Pisco is a light-colored brandy produced in the winemaking regions of Peru and Chile. Developed by 16th century Spanish settlers, it’s made by distilling fermented grape juice into a high-proof spirit. Chile is the main importer of Pisco.
O’Connell graduated from Wesleyan College with two degrees in Latin American studies and economics and went on to earn an MBA from the University of Virginia. He began a career in finance that led him to Asia, where he spent several years working in Singapore. But it was while he was traveling in Thailand that a cousin found him on Facebook; the two brainstormed their ideas, and thus Frísco was born. “Little did I knew that 20 years ago when I tasted my first Pisco in Latin America,” O’Connell says, “that it would ignite a journey to creating Frísco right here in California.”

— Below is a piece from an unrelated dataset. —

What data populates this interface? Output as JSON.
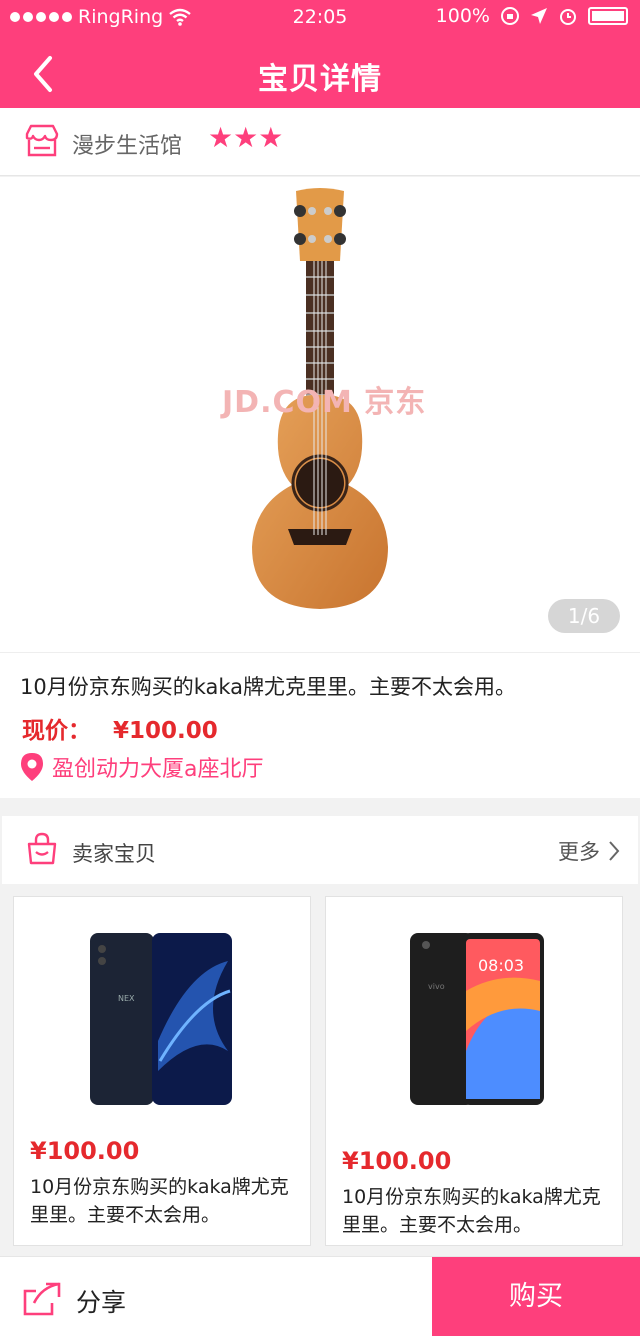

DISTILLING A DREAM
Using Muscat grapes harvested from Northern California vineyards, O’Connell and his team founded North Channel Distillery in 2016 and began making Frísco right here in the city. The spirit has light tropical fruit tones along with a full-body roundedness. The grapes are crushed and double distilled on a traditional copper-pot still in small batches followed by charcoal mellowing, a technique rarely used on this type of brandy. This concentrates the alcohol to 45 percent by volume. Frísco is aged without oak, and its flavor is designed to be both smooth and versatile whether drunk straight or mixed into a cocktail.
All brandies are basically fermented distilled fruit juice. Until Prohibition, apple, pear, and peach brandies were among the most common drinks in America along with grape brandy.

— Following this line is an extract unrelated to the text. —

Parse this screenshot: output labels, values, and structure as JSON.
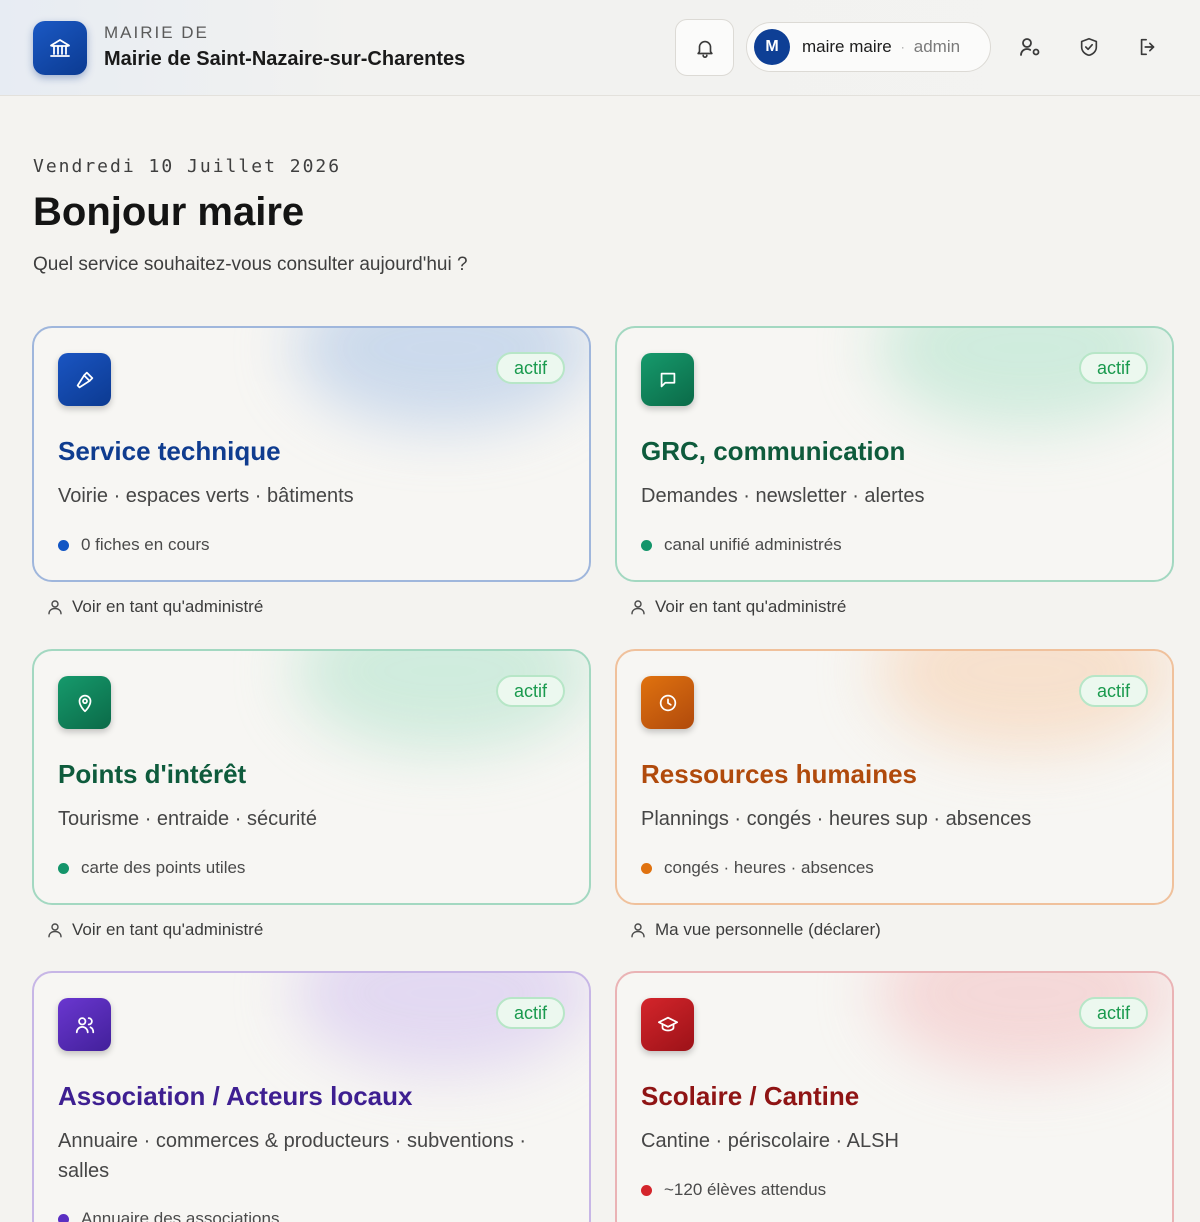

According to legend, says O’Connell, when the 49ers — the gold seekers, not the football team — came to the port of San Francisco in the 1800s, Pisco was their preferred spirit used to toast their findings after a long day’s work. So it seems only fitting to make a new version of it here today. “Not only is Frísco made right here in San Francisco at the Seven Stills Distillery,” he says, “but it’s also being sold here at several retail locations including the Jug Shop, Plumpjack, and the Marina Deli. You can also order a Frísco cocktail at local restaurants including The Bus Stop, Balboa Cafe, and The Brickyard, and we’re adding other spots all the time.” Frísco is currently available in a 750 ml format for a suggested retail price of $35 in California and New York with rollouts planned for additional markets this year.
Two-year-old Seven Stills is part of a growing trend toward craft distilleries in the U.S. While its focus is distilling whiskey from beer, its owners Obert and Clint Potter have launched a Kickstarter campaign to raise money for a line of bitters using seasonal, locally sourced ingredients. And of course, Frísco.
BRING ON THE BRANDY
According to the American Distilling Institute (ADI), while there were only 60 craft distilleries in the country in 2003, in 2016 there were 760. Small distilleries are defined as those producing less than 100,000 nine-liter cases a year, and most U.S. craft distillers make fewer than 50,000 cases annually. Just as craft beer has grown, so have craft spirits; the ADI estimates growth last year at around 30 percent. Brandy especially has become the darling of the liquor industry. The Distilled Spirits Council of the United States reports that more than 13 million cases were sold domestically in 2016, ahead of gin, Scotch, and Irish whisky. And eight million cases of that was American brandy.
While Frísco is great on its own, this clear, flavorful spirit can be easily mixed into cocktails. Think of a Pisco sour with a twist. So savor a sip of Latin America in a new San Francisco-made brandy and relax with a little Frísco.